You know, singing with Bonnie Raitt and Linda Ronstadt. We were all contemporaries who hung out and palled around together, and encouraged and supported each other as we were fledgling songstresses back in the day.
And the list goes on and on. I’ve worked with James Booker, thanks to Dr. John when he couldn’t make some sessions and sent James Booker in his place. So I had the incredible thrill of having him record with me. And at a certain point, as a little footnote, when Keith Godchaux was no longer in the Jerry Garcia Band, they were able to track down James Booker thanks to the fact that he’d worked with me on some of my recordings, and there are actually tapes floating around of James Booker playing with the Garcia Band, which is quite amazing.
So the list goes on and on. I’ve just been so blessed. J.J. Cale, John Sebastian of course. Two of the original old blues queens that were contemporaries of Bessie Smith – Sippie Wallace and Victoria Spivey. I recorded and performed with Sippie Wallace, and Victoria Spivey very early on, when I was still living in New York City, took me under her wing and kind of mentored me in how to be a good performer and how to sing the blues. These are just a few highlights of my adventures in music.
JM: What advice would you give to an aspiring musician?
MM: I would tell them that there’s great benefit in going back and schooling yourself on what the musicians before you did. I mean, everybody now wants to [says dramatically] express themselves, and there’s a lot of thrashing around of people trying to do that. So much of what songwriting is nowadays is what I call Dear Diary music. I just can’t even bear to listen to it. There’s a reason why shrinks get $200 an hour to listen to this stuff.
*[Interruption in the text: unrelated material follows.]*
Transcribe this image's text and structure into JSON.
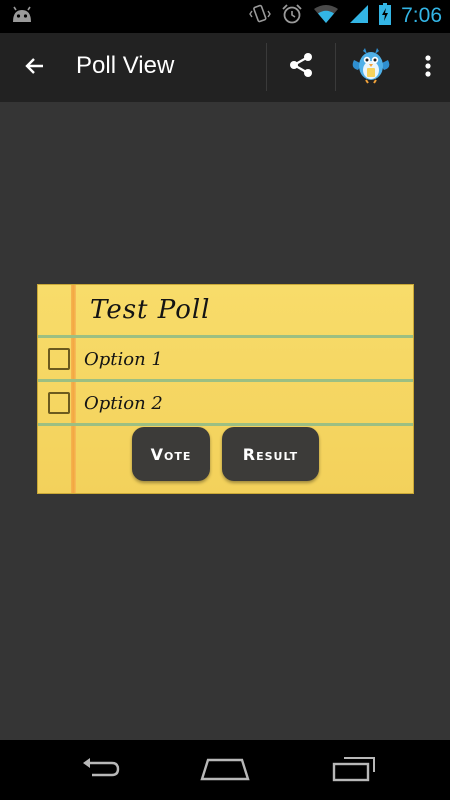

You know, everybody wants to be a star. The advice I would give is there’s great merit in going back and learning from the masters. If you want to be a blues player, if you want to be a jazz player, whatever your chosen instrument is. You may have some natural talent that you start out with, but you can deepen your sound and hone your skills by listening. It won’t mean that you won’t be an original, even if you try to copy them note for note. It’ll still come out through you, and you’ll still make it unique and make it your own. It’s much better to get onstage and play something informed by everything that went before. Even just very informally, not like you’re saying, “Now I’m going to do the licks of so-and-so.” It just deepens what you’re presenting.
Also, I would say if you’re doing because of pop stardom and the riches that go with it might be nice, you’re in for maybe an exciting but probably a pretty short ride. I mean, I myself have been doing this now officially 52 years, and still enjoy it. My heyday as a pop star is long gone – come and gone – but I’ve continued to find interesting things and projects to create and present, and continue to do interesting musical collaborations and so forth. Nothing I do is really a nostalgia act. I’m presenting new stuff all the time. And that’s because I’m doing it because I love it. The fame and glory and the high payday were not my goal at all. It was just to basically learn and immerse myself in all forms of American roots music. I think that if you’re doing it because it’s your passion, and you put that first before the big money part, I think you’ll have a very interesting and wonderful adventure.